Notably, in the four House races in which non-incumbent Jewish Democrats won despite facing negative campaigning relating to the Iran deal, three (Josh Gottheimer in New Jersey, Jacky Rosen in Nevada and Brad Schneider in Illinois) went out of their way to make clear that they would have opposed the deal had they been in Congress. None was endorsed by J Street. (Jamie Raskin, who won a House seat in Maryland, stood by the deal and received a J Street endorsement.)
* In a very close race, no one single issue is a deciding factor, and that assigns greater significance to issues that may otherwise have been considered tangential.
So did those calculations figure in this race?

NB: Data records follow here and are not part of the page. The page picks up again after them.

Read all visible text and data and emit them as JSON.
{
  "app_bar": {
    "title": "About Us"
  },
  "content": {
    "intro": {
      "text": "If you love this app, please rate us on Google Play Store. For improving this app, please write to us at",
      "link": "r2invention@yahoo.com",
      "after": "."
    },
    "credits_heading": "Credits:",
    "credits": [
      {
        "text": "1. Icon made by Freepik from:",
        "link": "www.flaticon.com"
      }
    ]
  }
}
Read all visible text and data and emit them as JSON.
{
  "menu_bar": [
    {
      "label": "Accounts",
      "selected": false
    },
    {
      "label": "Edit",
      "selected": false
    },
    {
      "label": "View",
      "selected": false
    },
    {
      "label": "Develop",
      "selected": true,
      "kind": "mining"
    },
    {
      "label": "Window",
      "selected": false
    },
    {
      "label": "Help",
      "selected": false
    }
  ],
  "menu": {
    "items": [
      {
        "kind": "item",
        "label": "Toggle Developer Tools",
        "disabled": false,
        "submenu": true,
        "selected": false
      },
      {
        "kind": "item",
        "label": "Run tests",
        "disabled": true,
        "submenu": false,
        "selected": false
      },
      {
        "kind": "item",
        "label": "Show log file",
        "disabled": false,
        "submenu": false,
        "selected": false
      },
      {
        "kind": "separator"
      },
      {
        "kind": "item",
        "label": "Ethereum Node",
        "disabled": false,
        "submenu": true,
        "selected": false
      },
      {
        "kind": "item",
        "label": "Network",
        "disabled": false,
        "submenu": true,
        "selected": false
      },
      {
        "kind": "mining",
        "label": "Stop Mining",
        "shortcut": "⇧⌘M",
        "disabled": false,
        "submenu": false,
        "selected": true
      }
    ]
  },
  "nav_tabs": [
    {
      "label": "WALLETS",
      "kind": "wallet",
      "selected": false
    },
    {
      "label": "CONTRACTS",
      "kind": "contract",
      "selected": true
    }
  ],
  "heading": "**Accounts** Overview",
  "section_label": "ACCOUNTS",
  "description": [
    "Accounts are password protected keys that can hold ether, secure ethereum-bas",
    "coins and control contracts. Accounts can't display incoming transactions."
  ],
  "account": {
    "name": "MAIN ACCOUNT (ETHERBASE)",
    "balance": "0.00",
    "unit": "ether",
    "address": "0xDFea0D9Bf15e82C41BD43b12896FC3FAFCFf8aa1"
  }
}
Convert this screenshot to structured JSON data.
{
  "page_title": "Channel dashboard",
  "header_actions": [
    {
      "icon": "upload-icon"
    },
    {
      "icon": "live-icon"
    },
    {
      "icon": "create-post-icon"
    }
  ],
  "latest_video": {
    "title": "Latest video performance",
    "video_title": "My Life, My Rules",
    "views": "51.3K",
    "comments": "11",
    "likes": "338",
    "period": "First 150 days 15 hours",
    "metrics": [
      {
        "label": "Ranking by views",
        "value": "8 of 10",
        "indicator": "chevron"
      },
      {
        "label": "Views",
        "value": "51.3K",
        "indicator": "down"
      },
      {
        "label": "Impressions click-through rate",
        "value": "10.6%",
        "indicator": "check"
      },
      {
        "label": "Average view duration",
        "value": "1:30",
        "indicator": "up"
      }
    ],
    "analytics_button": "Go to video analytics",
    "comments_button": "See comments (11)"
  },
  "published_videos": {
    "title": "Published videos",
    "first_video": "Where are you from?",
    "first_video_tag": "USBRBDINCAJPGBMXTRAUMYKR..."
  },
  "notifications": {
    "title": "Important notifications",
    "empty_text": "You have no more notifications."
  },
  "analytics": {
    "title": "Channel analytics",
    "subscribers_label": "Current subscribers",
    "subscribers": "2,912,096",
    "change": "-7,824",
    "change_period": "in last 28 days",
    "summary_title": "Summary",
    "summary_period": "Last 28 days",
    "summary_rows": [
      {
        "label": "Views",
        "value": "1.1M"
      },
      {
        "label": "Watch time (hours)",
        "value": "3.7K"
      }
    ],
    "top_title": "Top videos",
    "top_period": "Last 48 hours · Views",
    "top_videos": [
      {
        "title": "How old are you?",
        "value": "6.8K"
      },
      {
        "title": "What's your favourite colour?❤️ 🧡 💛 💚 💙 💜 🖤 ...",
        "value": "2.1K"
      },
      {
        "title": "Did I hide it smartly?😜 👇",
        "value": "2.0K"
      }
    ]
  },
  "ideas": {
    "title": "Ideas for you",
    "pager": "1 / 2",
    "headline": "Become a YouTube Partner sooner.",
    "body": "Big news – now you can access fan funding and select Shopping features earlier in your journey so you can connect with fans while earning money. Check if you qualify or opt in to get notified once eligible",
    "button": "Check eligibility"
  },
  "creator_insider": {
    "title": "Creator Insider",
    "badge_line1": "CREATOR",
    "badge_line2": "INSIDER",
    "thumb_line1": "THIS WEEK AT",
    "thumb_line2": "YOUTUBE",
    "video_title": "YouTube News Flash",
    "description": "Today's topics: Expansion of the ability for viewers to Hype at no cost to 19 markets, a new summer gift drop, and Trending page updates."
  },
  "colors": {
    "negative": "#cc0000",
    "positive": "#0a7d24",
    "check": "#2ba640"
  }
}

The RJC especially focused its Iran deal-related Senate campaigning in Ohio, Florida and Pennsylvania, all victories for the group. J Street’s major focuses were in Pennsylvania and Wisconsin, where its candidates lost, and in New Hampshire, Nevada and Illinois, where its candidates won.
Let’s home in on the two closest races, in New Hampshire and Pennsylvania.
The RJC, late in the Pennsylvania race, ran an expensive Iran deal-related ad against McGinty. Toomey won by 100,000 votes, less than two percentage points. It wouldn’t be out of line for the RJC to tell its donors that its ad swung some of the late deciders and helped keep the Senate Republican. J Street, moreover, ran ads in Pennsylvania, also focused on the Iran deal.
J Street spent $122,000 on Hassan and distributed fliers in New Hampshire attacking Ayotte’s opposition to the Iran deal; Hassan also was subject to negative ads because of her expressed support for the deal. Ayotte also got more than $200,000 from NORPAC, a pro-Israel PAC that opposed the deal.
Hassan won by fewer than 1,000 votes. J Street earns the right, with that minuscule gap, to claim it made a difference.
But even if RJC and J Street essentially tied, Brooks noted in the call that the question was moot. Donald Trump, who says the deal was a bad one, is the next president, and both chambers are led by Republicans sworn to kill the deal.
“Hopefully we won’t have to run ads going forward,” Brooks said.